--- What the task asks ---
What lines of the material hold the string "emoji"? Pull each of them out.

──────────

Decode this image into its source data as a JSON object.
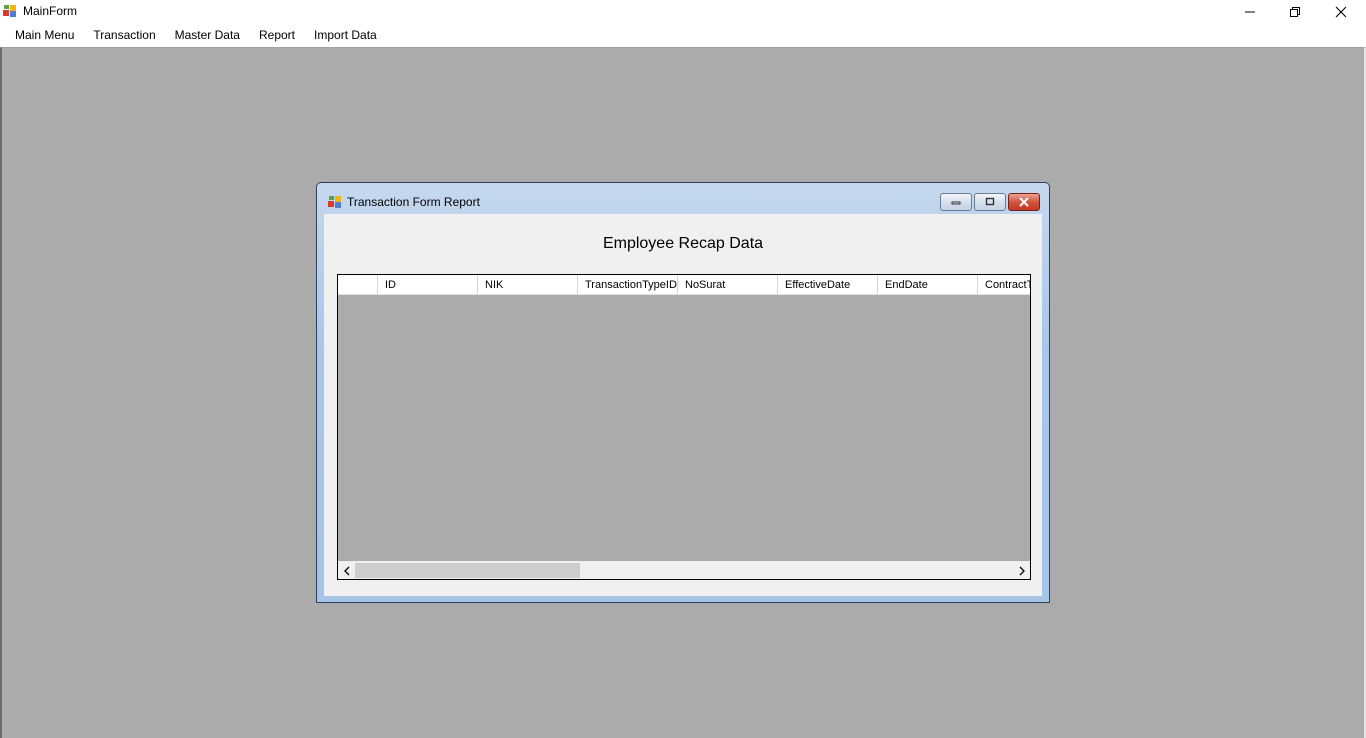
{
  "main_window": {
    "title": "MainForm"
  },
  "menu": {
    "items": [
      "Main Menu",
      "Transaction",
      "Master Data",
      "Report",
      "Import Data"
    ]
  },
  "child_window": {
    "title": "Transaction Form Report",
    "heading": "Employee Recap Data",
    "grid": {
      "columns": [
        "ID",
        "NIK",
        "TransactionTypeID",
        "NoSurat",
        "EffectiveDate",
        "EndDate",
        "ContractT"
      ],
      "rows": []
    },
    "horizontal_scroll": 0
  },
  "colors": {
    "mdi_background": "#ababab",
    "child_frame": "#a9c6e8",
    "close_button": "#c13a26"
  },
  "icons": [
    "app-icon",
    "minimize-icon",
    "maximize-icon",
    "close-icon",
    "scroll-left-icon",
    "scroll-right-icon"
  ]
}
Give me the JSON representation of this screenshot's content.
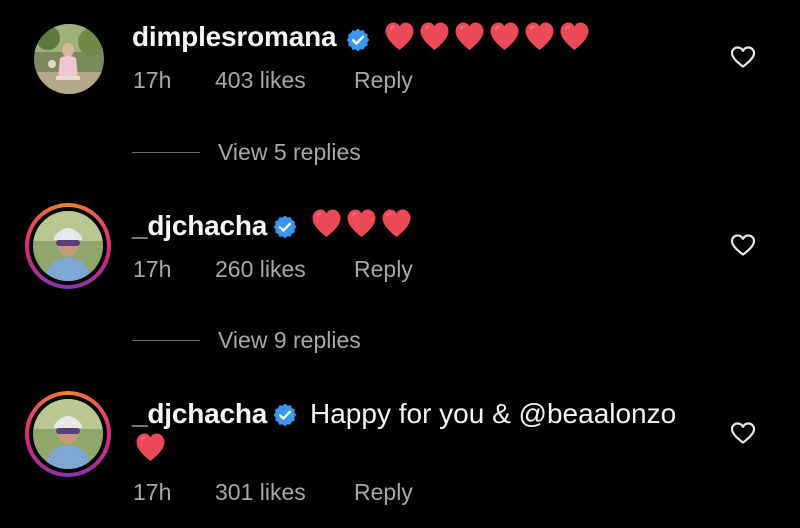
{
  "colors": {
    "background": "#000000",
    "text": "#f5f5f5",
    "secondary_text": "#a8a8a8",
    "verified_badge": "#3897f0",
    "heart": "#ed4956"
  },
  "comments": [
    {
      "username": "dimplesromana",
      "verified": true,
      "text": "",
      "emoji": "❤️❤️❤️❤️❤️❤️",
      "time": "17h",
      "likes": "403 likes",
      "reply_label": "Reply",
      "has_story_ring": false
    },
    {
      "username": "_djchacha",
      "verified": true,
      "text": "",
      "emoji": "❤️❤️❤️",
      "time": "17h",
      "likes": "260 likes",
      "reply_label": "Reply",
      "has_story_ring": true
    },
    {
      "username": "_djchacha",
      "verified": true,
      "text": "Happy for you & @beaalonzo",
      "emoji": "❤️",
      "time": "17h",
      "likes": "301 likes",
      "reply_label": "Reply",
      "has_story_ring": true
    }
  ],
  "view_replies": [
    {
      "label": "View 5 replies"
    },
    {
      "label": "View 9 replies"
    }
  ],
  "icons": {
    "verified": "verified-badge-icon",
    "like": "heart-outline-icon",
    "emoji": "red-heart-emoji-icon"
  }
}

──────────

--- Solution to the problem ---
      "emoji": "❤️❤️❤️❤️❤️❤️",
      "emoji": "❤️❤️❤️",
      "emoji": "❤️",
    "emoji": "red-heart-emoji-icon"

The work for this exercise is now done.